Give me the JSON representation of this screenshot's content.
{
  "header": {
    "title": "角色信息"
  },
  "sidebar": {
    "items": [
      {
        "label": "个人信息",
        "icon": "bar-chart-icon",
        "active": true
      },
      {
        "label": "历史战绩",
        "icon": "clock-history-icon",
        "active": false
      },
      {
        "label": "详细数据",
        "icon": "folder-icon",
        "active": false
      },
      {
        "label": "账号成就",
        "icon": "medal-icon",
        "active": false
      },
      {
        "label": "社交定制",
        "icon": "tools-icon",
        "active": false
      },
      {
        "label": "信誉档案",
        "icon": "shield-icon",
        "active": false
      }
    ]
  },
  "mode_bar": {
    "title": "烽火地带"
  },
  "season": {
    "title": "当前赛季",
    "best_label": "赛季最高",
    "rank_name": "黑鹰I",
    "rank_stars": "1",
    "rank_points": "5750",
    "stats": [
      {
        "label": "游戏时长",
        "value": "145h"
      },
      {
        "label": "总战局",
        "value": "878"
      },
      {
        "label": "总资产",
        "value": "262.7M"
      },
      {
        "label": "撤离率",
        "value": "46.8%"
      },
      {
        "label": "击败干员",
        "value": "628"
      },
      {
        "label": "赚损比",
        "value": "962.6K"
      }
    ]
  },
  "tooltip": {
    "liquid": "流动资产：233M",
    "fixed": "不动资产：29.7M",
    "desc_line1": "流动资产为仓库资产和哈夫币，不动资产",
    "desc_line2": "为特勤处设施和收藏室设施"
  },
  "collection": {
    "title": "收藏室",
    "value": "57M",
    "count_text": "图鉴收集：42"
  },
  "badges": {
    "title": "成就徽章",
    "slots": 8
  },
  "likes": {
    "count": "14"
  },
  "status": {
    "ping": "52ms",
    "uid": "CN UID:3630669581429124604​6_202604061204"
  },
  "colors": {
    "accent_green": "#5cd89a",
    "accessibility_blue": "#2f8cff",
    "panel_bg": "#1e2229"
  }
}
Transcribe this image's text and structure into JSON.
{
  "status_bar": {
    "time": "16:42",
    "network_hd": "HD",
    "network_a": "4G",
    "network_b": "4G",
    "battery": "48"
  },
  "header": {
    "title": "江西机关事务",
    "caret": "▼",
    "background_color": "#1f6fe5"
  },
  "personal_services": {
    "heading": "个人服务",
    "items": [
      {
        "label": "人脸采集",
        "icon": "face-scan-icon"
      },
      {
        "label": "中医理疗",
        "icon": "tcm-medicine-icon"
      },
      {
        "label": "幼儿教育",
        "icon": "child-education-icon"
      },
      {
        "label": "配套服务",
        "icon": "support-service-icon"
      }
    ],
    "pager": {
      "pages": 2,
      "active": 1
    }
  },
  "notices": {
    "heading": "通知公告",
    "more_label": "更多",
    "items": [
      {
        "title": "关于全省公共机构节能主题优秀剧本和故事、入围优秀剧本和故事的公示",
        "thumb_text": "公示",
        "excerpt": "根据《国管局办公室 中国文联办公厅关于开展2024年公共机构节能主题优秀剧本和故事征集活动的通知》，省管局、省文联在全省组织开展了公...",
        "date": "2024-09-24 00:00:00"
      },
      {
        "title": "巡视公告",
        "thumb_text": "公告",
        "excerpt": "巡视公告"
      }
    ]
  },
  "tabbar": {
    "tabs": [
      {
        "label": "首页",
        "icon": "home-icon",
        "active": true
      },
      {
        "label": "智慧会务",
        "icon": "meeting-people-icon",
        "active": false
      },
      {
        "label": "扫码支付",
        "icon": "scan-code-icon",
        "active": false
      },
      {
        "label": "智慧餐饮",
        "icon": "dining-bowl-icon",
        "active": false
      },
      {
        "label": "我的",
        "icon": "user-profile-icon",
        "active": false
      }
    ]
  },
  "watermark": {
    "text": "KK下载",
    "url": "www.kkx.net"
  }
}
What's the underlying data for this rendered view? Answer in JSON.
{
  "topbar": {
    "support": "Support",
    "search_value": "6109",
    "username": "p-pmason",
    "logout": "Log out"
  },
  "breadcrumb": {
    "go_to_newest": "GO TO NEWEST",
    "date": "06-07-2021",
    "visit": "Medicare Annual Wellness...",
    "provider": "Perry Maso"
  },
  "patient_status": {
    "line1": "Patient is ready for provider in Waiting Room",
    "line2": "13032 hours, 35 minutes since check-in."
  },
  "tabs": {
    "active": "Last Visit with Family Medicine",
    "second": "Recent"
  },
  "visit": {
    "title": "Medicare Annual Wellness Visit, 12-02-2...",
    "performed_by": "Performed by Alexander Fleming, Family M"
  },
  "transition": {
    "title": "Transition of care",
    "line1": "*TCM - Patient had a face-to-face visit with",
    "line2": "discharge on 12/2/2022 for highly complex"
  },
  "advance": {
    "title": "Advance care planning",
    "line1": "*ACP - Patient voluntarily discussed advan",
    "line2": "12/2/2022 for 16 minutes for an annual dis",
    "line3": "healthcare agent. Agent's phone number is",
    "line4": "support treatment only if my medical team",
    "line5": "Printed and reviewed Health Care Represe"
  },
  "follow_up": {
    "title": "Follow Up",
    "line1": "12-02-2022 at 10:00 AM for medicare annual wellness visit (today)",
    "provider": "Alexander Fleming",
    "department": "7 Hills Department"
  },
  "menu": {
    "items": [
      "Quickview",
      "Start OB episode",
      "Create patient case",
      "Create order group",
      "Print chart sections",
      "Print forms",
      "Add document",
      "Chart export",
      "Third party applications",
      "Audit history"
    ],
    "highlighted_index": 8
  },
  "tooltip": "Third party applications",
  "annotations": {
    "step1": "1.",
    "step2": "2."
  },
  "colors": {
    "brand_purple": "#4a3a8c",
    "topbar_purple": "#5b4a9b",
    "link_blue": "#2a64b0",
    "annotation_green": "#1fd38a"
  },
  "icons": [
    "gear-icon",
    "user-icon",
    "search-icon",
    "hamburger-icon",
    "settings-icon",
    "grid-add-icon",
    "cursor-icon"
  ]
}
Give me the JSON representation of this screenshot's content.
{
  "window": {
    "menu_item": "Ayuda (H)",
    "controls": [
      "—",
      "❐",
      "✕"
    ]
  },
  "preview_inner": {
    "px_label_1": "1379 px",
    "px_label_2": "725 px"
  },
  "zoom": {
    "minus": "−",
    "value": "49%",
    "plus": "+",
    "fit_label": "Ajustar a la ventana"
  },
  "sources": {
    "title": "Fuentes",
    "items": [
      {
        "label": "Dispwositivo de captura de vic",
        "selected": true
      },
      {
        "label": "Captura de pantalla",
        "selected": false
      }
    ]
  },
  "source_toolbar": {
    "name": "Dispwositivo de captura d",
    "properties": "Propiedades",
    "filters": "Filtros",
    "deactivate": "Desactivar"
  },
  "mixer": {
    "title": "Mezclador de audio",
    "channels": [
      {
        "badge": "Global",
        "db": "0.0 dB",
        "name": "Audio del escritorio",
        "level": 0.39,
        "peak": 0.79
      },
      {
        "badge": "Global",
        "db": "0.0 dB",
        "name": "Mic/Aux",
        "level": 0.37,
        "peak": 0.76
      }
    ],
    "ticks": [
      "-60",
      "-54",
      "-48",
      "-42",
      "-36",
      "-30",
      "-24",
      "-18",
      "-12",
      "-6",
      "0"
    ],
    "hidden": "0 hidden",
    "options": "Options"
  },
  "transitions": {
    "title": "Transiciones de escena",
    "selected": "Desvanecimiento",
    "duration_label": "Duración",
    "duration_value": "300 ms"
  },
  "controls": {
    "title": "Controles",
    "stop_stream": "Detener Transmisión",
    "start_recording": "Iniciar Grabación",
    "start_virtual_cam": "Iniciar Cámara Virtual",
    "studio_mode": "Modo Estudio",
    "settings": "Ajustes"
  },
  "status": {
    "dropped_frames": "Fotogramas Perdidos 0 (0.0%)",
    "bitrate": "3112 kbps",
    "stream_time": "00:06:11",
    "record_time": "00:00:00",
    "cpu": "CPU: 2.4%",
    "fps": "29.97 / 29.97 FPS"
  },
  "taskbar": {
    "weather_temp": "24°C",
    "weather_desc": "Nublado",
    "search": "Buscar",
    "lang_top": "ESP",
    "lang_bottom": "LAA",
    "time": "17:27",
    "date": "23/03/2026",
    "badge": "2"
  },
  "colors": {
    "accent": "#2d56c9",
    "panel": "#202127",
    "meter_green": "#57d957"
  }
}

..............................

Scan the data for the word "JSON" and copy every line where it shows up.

Give me the JSON representation of this screenshot's content.
Transcribe this image's text and structure into JSON.
What's the underlying data for this rendered view? Answer in JSON.
Give me the JSON representation of this screenshot's content.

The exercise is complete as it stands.